The weapon, officially called the Laser Weapon System Demonstrator (LWSD) Mk2 Mod 0, was received by the USS Portland in late 2019. It was first tested by the vessel in May 2020 to shoot down a small drone in the Pacific Ocean.

On December 14, the USS Portland test-fired the LWSD at the target in the Gulf of Aden, which separates East Africa from the Arabian Peninsula.

According to the US Navy’s Middle East-based 5th fleet, the laser weapon “engaged” the target during the course of the demonstration.
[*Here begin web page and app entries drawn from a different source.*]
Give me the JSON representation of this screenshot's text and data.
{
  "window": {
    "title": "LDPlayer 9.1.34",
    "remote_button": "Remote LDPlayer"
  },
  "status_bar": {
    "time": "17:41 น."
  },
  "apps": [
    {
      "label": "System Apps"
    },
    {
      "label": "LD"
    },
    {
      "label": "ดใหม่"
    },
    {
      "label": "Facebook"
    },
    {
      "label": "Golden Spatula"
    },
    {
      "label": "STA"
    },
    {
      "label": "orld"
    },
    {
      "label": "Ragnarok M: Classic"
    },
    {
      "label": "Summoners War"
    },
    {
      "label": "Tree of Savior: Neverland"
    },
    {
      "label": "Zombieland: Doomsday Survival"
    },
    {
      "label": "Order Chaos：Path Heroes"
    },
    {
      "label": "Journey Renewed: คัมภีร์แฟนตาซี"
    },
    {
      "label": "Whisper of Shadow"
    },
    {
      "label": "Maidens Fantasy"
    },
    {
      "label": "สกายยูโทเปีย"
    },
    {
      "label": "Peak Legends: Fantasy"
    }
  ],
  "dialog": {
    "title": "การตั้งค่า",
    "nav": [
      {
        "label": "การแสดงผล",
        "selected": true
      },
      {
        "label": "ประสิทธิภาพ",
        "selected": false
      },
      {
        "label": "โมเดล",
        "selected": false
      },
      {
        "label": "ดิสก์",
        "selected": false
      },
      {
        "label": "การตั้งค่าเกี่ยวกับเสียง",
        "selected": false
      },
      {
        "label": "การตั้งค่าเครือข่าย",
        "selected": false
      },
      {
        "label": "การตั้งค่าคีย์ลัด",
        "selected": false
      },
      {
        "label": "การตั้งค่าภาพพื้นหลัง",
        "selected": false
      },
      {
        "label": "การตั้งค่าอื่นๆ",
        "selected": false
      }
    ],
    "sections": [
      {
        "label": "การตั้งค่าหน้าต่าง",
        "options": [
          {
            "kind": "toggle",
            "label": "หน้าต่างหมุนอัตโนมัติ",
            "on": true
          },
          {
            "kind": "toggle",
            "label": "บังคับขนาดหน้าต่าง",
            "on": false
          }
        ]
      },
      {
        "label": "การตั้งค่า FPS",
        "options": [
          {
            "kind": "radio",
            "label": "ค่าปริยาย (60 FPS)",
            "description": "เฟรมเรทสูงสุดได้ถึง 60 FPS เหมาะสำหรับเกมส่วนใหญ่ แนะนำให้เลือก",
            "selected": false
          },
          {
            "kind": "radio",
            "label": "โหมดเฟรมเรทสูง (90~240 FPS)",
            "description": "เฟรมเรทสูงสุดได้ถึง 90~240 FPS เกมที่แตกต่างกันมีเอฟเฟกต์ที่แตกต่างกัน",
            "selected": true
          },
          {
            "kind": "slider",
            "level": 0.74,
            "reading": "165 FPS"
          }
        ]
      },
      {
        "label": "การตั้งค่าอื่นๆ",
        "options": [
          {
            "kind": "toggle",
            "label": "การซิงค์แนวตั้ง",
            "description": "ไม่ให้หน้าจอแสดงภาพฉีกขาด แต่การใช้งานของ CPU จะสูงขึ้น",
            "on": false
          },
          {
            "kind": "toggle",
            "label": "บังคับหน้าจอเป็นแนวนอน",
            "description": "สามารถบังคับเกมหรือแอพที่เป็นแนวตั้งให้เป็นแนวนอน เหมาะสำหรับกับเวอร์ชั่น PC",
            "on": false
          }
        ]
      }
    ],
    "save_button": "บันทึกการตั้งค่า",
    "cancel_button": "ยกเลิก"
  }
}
It did not specify the extent of damage incurred by the target or if it was destroyed as a result of the firing.

“The LWSD [Laser Weapon System Demonstrator] is considered a next-generation follow-on to the Laser Weapon System (LaWS) that afloat forward staging base USS Ponce (AFSB(I)-15) tested for three years while operating in the Middle East,” according to a Navy release on the demonstration in the Gulf of Aden.

“The region’s geography, climate, and strategic importance offer a unique environment for technology innovation,” the release read.

The LWSD Mk 2 Mod 0 was developed by Northrop Grumman for the US Navy as part of the Solid-State Laser Technology Maturation (SSL-TM) program and is a 150-kilowatt class laser weapon.

US Navy-Laser weapon
USS Portland conducts a test of a high-energy laser weapon system in the Gulf of Aden, on December 14, 2021. (US Navy photo)

“By conducting advanced at sea tests against UAVs and small crafts, we will gain valuable information on the capabilities of the Solid State Laser Weapons System Demonstrator against potential threats,”, Capt. Karrey Sanders, the previous commanding officer was quoted as saying by Business Insider. “With this new advanced capability, we are redefining war at sea for the Navy.”

In 2018, UAE officials shared video footage of a drone boat claiming Iranian equipment was used in the boat’s guidance system. A hat was also visible in the background of one picture displaying the symbol of Iran’s paramilitary Revolutionary Guard. However, Iran expectedly rejected the accusations.

Laser Weapons – Game Changer?

Laser weapons are gaining tremendous importance especially after the global ‘drone menace’ has increased and can change the course of the battle as seen during the Armenia-Azerbaijan war.

Lasers provide the massive advantage of speed, stealth, precision and also a “virtually infinite magazine”. They also prove to be more cost-efficient due to their low ‘cost per shot’.

While laser weapons do not have the “kinetic pushback” effect, even a weak laser is beam could possibly disrupt the hostile missiles with great precision. Powerful laser weapons can further decimate a missile’s flight control fins and can also thermally trigger their warheads.

Having laser weapons provides any army with the convenience of not having to transport enormous amounts of ammunition. As the fierce energy of laser weapons comes directly from the systems’ power sources such as generators or batteries, there is no need to carry munitions to places that are sensitive to attacks.

This also reduces the cargo, resulting in less equipment requirement and more stealthy movement of troops.

Such energy weapons are also required for providing a closer layer of defense which is crucial for the penetration of stealth bombers such as the B-2 or the forthcoming B-21 into enemy airspaces.

Currently, the B-2 relies on its stealth for entering the enemy’s defense zones but lacks the required defense systems against missile interceptors which can shoot down the bomber once it is spotted on the radar.

If laser weapons are used in considerable numbers, the current situation where stealth fighters equipped with beyond visual range missiles are favored may change. This is because many missiles are employed to achieve a kill whereas, with laser weapons, one can hardly dodge a beam of laser owing to its high velocity and accuracy.